▸ **Exercise aim**
Where does "desc" appear in the data? Return each line that holds it.

▸ **Task input**

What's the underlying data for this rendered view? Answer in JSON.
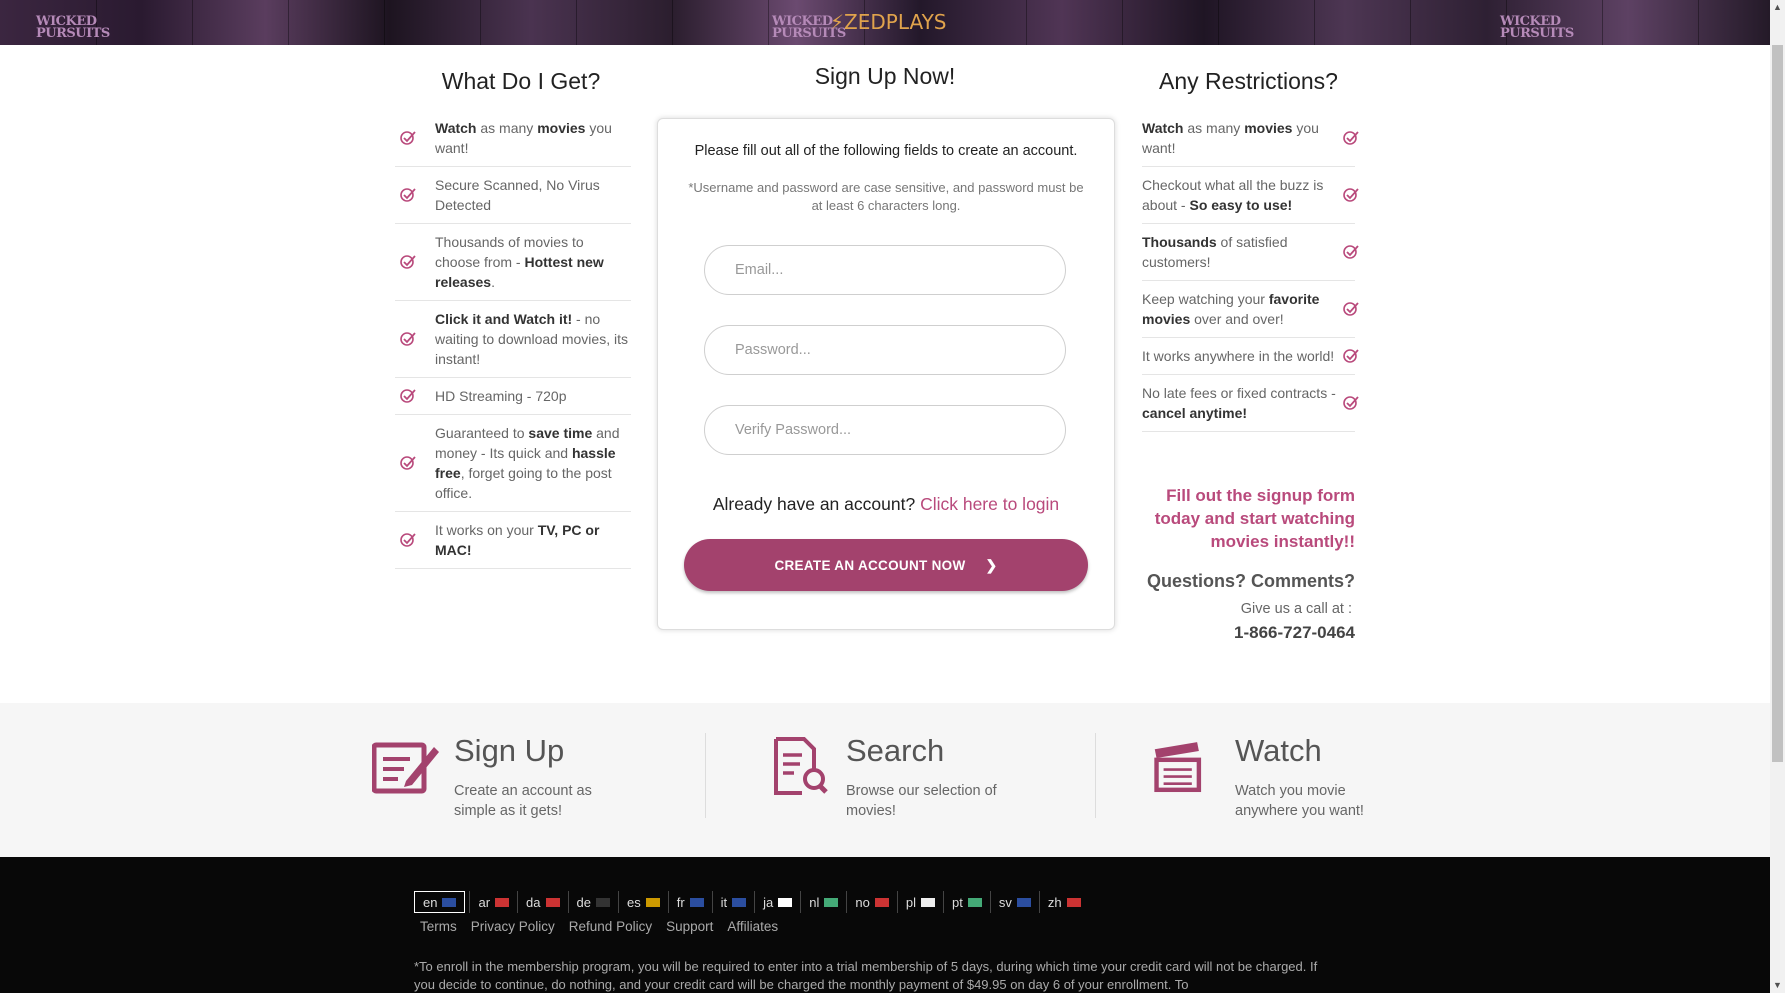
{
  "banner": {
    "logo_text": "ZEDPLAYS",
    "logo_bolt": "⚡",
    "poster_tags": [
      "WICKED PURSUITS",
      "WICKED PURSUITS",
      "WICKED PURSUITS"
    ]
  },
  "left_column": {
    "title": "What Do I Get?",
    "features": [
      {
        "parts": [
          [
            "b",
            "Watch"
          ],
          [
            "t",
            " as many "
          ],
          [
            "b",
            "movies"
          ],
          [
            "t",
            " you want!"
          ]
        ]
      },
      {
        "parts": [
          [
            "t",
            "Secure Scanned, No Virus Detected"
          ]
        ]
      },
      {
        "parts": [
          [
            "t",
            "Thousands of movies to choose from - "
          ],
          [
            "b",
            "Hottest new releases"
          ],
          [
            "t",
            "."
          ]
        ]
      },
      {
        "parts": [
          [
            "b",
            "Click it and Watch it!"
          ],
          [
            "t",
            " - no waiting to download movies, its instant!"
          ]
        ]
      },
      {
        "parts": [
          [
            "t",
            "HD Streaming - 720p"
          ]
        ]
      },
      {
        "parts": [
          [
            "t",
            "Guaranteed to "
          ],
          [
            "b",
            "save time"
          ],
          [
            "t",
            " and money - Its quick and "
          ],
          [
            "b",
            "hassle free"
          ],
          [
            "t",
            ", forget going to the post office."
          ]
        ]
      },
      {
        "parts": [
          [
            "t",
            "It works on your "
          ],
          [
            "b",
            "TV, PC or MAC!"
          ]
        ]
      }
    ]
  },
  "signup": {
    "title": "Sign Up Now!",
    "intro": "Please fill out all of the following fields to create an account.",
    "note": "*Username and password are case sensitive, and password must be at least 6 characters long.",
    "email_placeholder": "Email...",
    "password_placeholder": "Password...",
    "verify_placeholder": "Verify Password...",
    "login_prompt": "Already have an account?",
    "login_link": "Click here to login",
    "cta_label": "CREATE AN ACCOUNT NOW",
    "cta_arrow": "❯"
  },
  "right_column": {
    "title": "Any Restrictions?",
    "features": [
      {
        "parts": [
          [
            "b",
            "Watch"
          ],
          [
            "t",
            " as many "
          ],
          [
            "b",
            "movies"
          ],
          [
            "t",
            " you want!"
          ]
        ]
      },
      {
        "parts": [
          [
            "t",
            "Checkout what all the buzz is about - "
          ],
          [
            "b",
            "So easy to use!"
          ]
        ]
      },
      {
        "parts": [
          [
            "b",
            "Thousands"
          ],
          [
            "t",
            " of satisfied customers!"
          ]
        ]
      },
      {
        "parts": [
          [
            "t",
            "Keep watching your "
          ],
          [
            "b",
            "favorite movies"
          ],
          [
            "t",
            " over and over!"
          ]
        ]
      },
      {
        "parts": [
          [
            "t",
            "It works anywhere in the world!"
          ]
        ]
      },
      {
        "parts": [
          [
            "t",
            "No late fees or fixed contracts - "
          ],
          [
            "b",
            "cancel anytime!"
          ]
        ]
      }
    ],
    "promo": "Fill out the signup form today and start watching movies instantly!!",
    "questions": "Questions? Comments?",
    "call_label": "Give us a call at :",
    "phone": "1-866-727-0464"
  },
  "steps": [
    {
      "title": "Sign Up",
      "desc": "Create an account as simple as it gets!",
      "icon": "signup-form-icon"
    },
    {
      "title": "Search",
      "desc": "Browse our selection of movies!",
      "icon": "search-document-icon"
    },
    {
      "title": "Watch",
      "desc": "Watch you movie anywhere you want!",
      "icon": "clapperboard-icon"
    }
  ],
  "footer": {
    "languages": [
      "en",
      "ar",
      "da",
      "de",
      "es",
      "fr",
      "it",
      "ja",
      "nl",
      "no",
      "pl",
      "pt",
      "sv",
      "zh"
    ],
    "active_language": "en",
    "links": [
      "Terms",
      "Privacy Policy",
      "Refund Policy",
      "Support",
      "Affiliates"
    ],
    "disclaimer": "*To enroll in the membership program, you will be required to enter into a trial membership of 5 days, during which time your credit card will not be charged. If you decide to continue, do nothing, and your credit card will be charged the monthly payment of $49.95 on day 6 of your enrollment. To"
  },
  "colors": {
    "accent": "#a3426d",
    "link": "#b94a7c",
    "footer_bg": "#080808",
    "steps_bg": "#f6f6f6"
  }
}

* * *

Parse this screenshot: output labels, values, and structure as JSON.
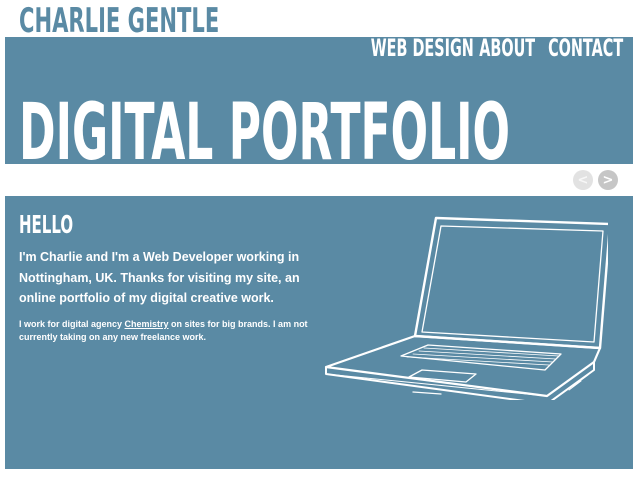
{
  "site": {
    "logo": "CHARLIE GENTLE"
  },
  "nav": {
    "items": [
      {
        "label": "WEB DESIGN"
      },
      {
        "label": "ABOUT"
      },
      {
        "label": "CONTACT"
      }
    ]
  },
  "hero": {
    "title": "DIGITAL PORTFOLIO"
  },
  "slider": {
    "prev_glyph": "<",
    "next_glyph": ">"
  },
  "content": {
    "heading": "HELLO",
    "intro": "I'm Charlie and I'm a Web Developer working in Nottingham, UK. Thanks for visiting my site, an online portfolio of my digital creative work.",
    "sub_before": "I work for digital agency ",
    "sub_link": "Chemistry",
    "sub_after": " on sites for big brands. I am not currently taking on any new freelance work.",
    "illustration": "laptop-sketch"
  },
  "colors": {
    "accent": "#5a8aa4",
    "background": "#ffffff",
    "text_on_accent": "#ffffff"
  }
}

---

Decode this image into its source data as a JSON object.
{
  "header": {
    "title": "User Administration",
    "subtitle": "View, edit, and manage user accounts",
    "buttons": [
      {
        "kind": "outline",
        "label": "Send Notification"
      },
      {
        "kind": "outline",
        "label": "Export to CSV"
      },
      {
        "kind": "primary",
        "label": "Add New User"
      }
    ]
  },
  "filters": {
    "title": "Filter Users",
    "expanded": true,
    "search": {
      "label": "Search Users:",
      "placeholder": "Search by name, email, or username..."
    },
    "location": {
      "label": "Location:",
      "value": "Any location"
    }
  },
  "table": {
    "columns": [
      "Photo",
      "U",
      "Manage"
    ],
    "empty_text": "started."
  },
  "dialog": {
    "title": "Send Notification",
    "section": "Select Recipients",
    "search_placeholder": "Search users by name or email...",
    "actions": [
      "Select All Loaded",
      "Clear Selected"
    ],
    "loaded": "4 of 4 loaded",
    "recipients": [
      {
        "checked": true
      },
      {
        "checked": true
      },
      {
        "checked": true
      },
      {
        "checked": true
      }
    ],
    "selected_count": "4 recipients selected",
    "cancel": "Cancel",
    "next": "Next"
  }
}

▸ **Task result**
      "desc": "Create an account as simple as it gets!",
      "desc": "Browse our selection of movies!",
      "desc": "Watch you movie anywhere you want!",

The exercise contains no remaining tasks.